» **What you need to do**
Go through the records and copy each line where the string "time" occurs.

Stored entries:
○ ○ ○ ○ ○

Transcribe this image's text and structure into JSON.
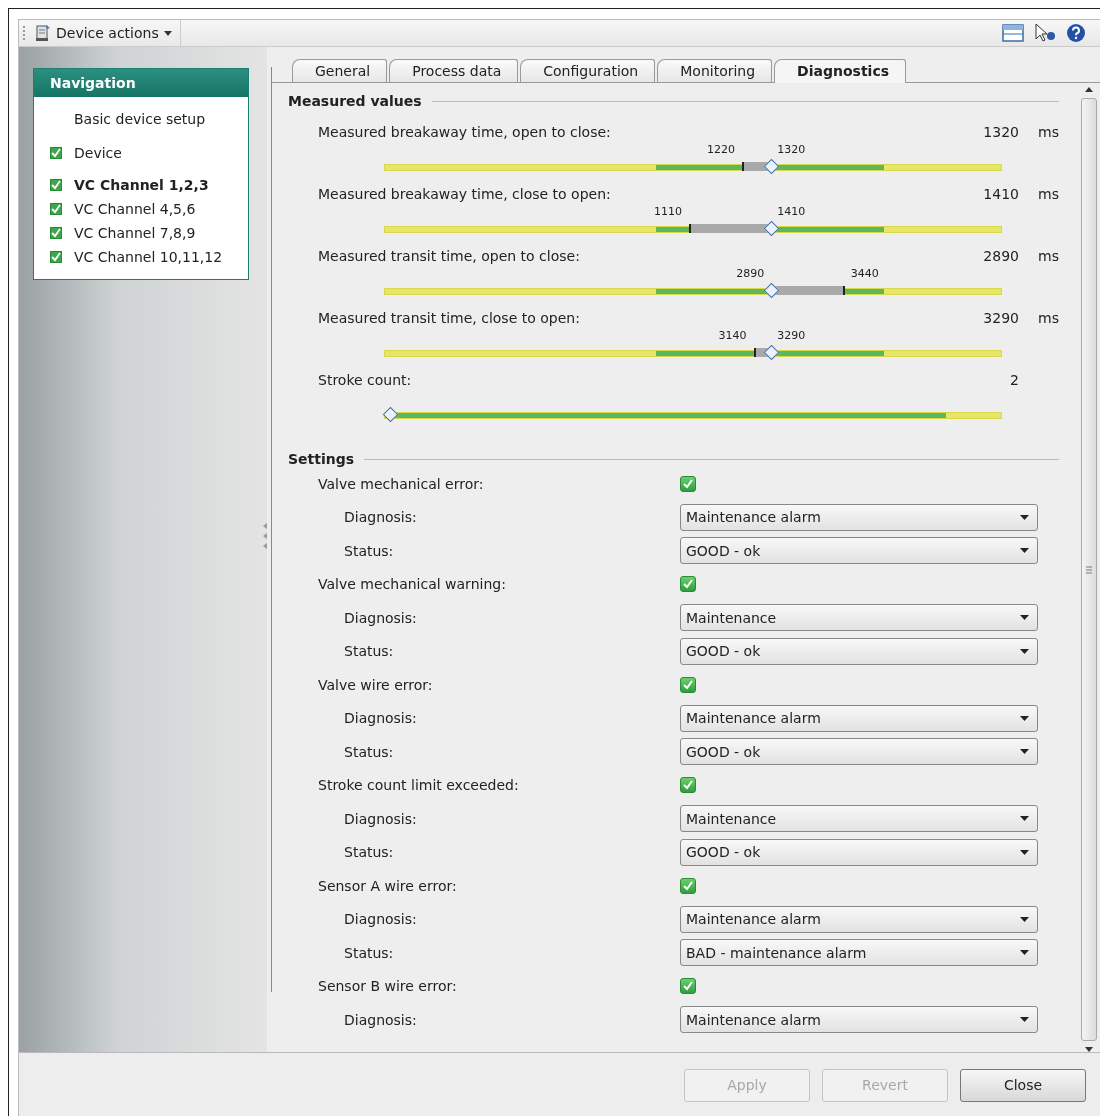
{
  "toolbar": {
    "device_actions": "Device actions"
  },
  "navigation": {
    "title": "Navigation",
    "items": [
      {
        "label": "Basic device setup",
        "kind": "plain",
        "selected": false
      },
      {
        "label": "Device",
        "kind": "check",
        "checked": true,
        "selected": false
      },
      {
        "label": "VC Channel 1,2,3",
        "kind": "check",
        "checked": true,
        "selected": true
      },
      {
        "label": "VC Channel 4,5,6",
        "kind": "check",
        "checked": true,
        "selected": false
      },
      {
        "label": "VC Channel 7,8,9",
        "kind": "check",
        "checked": true,
        "selected": false
      },
      {
        "label": "VC Channel 10,11,12",
        "kind": "check",
        "checked": true,
        "selected": false
      }
    ]
  },
  "tabs": [
    {
      "label": "General",
      "selected": false
    },
    {
      "label": "Process data",
      "selected": false
    },
    {
      "label": "Configuration",
      "selected": false
    },
    {
      "label": "Monitoring",
      "selected": false
    },
    {
      "label": "Diagnostics",
      "selected": true
    }
  ],
  "measured_values": {
    "title": "Measured values",
    "items": [
      {
        "kind": "range",
        "label": "Measured breakaway time, open to close:",
        "value": "1320",
        "unit": "ms",
        "level": 0.627,
        "range_from": "1220",
        "range_to": "1320"
      },
      {
        "kind": "range",
        "label": "Measured breakaway time, close to open:",
        "value": "1410",
        "unit": "ms",
        "level": 0.627,
        "range_from": "1110",
        "range_to": "1410"
      },
      {
        "kind": "range",
        "label": "Measured transit time, open to close:",
        "value": "2890",
        "unit": "ms",
        "level": 0.627,
        "range_from": "2890",
        "range_to": "3440"
      },
      {
        "kind": "range",
        "label": "Measured transit time, close to open:",
        "value": "3290",
        "unit": "ms",
        "level": 0.627,
        "range_from": "3140",
        "range_to": "3290"
      },
      {
        "kind": "count",
        "label": "Stroke count:",
        "value": "2",
        "level": 0
      }
    ]
  },
  "settings": {
    "title": "Settings",
    "items": [
      {
        "label": "Valve mechanical error:",
        "checked": true,
        "fields": [
          {
            "label": "Diagnosis:",
            "value": "Maintenance alarm"
          },
          {
            "label": "Status:",
            "value": "GOOD - ok"
          }
        ]
      },
      {
        "label": "Valve mechanical warning:",
        "checked": true,
        "fields": [
          {
            "label": "Diagnosis:",
            "value": "Maintenance"
          },
          {
            "label": "Status:",
            "value": "GOOD - ok"
          }
        ]
      },
      {
        "label": "Valve wire error:",
        "checked": true,
        "fields": [
          {
            "label": "Diagnosis:",
            "value": "Maintenance alarm"
          },
          {
            "label": "Status:",
            "value": "GOOD - ok"
          }
        ]
      },
      {
        "label": "Stroke count limit exceeded:",
        "checked": true,
        "fields": [
          {
            "label": "Diagnosis:",
            "value": "Maintenance"
          },
          {
            "label": "Status:",
            "value": "GOOD - ok"
          }
        ]
      },
      {
        "label": "Sensor A wire error:",
        "checked": true,
        "fields": [
          {
            "label": "Diagnosis:",
            "value": "Maintenance alarm"
          },
          {
            "label": "Status:",
            "value": "BAD - maintenance alarm"
          }
        ]
      },
      {
        "label": "Sensor B wire error:",
        "checked": true,
        "fields": [
          {
            "label": "Diagnosis:",
            "value": "Maintenance alarm"
          }
        ]
      }
    ]
  },
  "buttons": [
    {
      "label": "Apply",
      "disabled": true
    },
    {
      "label": "Revert",
      "disabled": true
    },
    {
      "label": "Close",
      "disabled": false
    }
  ]
}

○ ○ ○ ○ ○

» **Answer box**
        "label": "Measured breakaway time, open to close:",
        "label": "Measured breakaway time, close to open:",
        "label": "Measured transit time, open to close:",
        "label": "Measured transit time, close to open:",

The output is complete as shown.